House Bill 1222 would create a scholarship for bachelor's and master's level social work students who would, in turn, commit themselves to a period of public service that is likely to extend for their entire careers. The bill was introduced by Del. Keith Haynes, JD, MPA, of Baltimore's 44th District, who appeared with Barth and Aline Kirk Watson, daughter of the late Del. Kirk, a community advocate who had previously represented Baltimore's 44th District.

In the photo above, Watson, left, is shown with Haynes; Judy Kirk Price, who is also a daughter of the late Del. Kirk; and Barth, far right. Ruth M. Kirk, who served for 28 years as a delegate from West Baltimore, died in 2011.

"Although the state of Maryland and social work programs, specifically, have endeavored to keep tuition and fees low, the costs are still significant for students and their families," said Barth, calling the bill "an important proposal to increase support available to social work students like those here today who by the time they graduate from a master's program in social work typically have debt from their UM SSW education in excess of $50,000."

Earlier a larger group of SSW students shadowed or heard from legislators, including Sen. Catherine E. Pugh, MBA, of Maryland's 40th District and Del. Mary L. Washington, PhD, MA, of the 43rd District in Baltimore. Washington urged the group to be attuned to the needs of their communities and to find ways to advocate on their behalf.

University of Maryland, Baltimore (UMB) President Jay A. Perman, MD, met with the 40 SSW students during their activities, which were overseen by Michael Reisch, PhD, MSW, MA, the Daniel Thursz Distinguished Professor of Social Justice. "Each year, the School of Social Work brings several dozen students to Annapolis to learn about the legislative process and to begin to acquire the skills involved in policy advocacy. These vital skills help them fulfill the profession's ethical commitment to social justice and meet the needs of the people and communities with whom we work," Reisch said.

As with other schools at UMB, advocacy activities are organized in cooperation with the University's Office of Government and Community Affairs, which enlists lawmakers to host individual students during the morning. Haynes was among those who allowed an SSW student to shadow him, a way to better experience the work of the Maryland General Assembly.

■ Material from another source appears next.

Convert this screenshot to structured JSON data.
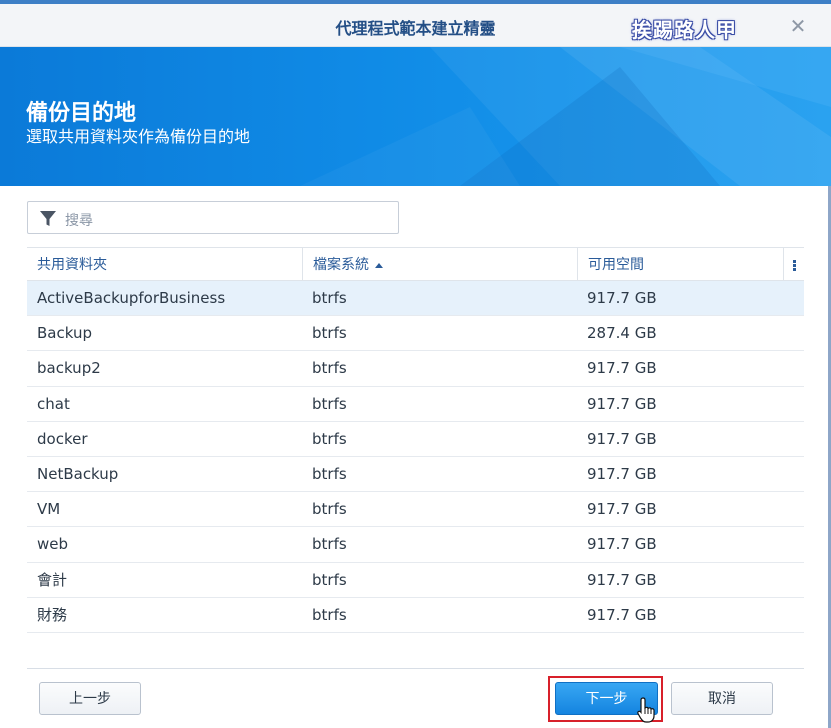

If Haynes' proposal, HB 1222, were to pass, the benefits will extend well beyond reducing the debt burden for individuals, Barth testified. "The Affordable Care Act, the growing number of veterans with complicated behavioral health concerns, and the expansion of federally qualified health and behavioral health programs all call for an expanding number of social workers to provide preventive and intervention mental health, substance abuse, aging, and employment assistance services," he said.

"Recent estimates from the Health Resources and Services Administration suggest that the nation may be short 15,000 social workers in the next decade," he said. "Marylanders will need their share."

Barth also clarified, under questioning from Del. Melvin L. Stukes of the 44th District, that these numbers were only for social workers providing clinical behavioral health services. If social workers involved in the growing sectors of school social work and early childhood services were also included, the need would be much greater.


Posting Date: 03/07/2014
Contact Name: Patricia Fanning
Contact Phone: 410-706-7946
Contact Email: pfanning@umaryland.edu